Much progress has been made in DC in the recovery of stolen and abandoned bikes and on the impounding of bicycles over the last few years.
In 2006, the rules for impounded bicycles were changed. They set a 30 day time limit for declaring a bike abandoned and required a 10 day warning period. They also removed the requirement that a bond be posted to recover a bicycle. Impounded bikes are handled by DDOT.
The Bicycle Registration Reform Act of 2007 removed the requirement that bikes be registered - thereby removing the primary vehicle under which the police seized bicycles - and it required the police to check the registration number and serial number of any bicycle recovered by the Metropolitan Police Department against all national bicycle registries.

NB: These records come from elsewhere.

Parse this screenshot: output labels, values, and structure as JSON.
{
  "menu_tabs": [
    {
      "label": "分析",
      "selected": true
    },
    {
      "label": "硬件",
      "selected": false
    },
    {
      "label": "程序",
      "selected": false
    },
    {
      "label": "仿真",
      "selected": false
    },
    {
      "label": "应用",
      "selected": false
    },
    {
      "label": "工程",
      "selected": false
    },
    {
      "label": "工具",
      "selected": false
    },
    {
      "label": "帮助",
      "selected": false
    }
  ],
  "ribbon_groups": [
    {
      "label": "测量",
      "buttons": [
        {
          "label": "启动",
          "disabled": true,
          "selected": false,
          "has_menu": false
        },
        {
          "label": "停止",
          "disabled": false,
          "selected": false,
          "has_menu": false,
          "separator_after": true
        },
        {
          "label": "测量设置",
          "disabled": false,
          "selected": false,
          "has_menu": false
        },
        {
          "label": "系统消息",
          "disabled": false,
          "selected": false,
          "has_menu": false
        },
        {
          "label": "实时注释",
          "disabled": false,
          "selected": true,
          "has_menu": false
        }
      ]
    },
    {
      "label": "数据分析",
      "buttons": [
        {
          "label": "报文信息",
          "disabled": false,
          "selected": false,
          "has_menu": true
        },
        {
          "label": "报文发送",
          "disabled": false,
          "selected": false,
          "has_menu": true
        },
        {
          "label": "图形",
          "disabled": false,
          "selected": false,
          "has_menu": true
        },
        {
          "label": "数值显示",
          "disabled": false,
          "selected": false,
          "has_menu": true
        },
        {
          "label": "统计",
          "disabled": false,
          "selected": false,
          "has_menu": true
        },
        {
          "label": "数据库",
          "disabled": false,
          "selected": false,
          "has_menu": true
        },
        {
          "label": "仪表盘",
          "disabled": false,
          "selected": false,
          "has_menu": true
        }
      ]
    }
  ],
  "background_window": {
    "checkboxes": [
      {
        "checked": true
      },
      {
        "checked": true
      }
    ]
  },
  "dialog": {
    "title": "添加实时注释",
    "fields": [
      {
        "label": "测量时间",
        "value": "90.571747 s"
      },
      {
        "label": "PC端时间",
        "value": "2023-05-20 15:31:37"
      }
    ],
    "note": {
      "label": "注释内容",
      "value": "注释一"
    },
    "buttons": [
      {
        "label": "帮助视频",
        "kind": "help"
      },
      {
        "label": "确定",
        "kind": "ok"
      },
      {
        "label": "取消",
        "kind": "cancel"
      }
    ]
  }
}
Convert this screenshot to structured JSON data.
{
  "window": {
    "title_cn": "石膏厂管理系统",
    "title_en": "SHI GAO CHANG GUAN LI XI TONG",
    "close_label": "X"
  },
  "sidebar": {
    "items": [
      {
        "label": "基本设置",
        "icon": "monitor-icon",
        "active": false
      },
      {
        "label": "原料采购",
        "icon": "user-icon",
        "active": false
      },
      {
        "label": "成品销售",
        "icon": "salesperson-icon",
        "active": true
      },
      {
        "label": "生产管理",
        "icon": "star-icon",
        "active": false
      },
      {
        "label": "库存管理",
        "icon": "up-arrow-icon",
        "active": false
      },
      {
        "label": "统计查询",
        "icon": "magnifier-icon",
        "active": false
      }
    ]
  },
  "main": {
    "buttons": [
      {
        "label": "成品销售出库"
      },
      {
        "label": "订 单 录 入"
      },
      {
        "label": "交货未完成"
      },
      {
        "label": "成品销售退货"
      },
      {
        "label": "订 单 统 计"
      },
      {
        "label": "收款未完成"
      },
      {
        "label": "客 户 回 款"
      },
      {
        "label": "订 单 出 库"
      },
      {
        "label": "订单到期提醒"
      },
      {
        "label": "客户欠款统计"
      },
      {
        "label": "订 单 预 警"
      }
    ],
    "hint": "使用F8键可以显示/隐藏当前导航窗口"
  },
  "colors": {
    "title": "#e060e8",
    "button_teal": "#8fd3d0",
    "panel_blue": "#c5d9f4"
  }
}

But more can be done.
It may not require a change in law, but rules should be set up for the treatment of recovered (by DDOT or MPD) bicycles.
2. For bikes not returned under step one, a photo should be taken and placed on a district-run website where people who've had their bikes stolen or impounded can look for them. Arlington does this already, but they should make it search-able by serial number.
3. If they fail to return a bike in steps one and two in a reasonable time, the serial number should be recorded in a search-able online database along with the eventual fate of that bike. If the bike was auctioned, the owner should be able to receive the money it earned (less a possible fee). If it was donated, the owner should be able to get a receipt for tax purposes. If it was scrapped, maybe the owner should be able to grab another bike (or what is left of it) that is scheduled to be scrapped.
4. The MPD and DDOT should report the annual statistics on recovered bikes including total number, number returned, number auctioned, number donated and number scrapped - along with the registries used that year. I don't even know which ones they use (though I'm pretty sure the fee-based National Bike Registry is one of them). The report could also include photos of the bike.
The other jurisdictions could benefit from a similar system.
For a while I considered the idea that bike shops should have to register bikes when selling them. Then I thought, if you can't be bothered to enter your serial number into the free stolen bicycle registry or the $1 National Bike Registry's stolen bicycle registry, maybe you aren't concerned enough. Of course, not everyone has easy access to the internet, so perhaps the police could, in the process of taking a report on a stolen bike, offer to help people fill out the online form for the victim.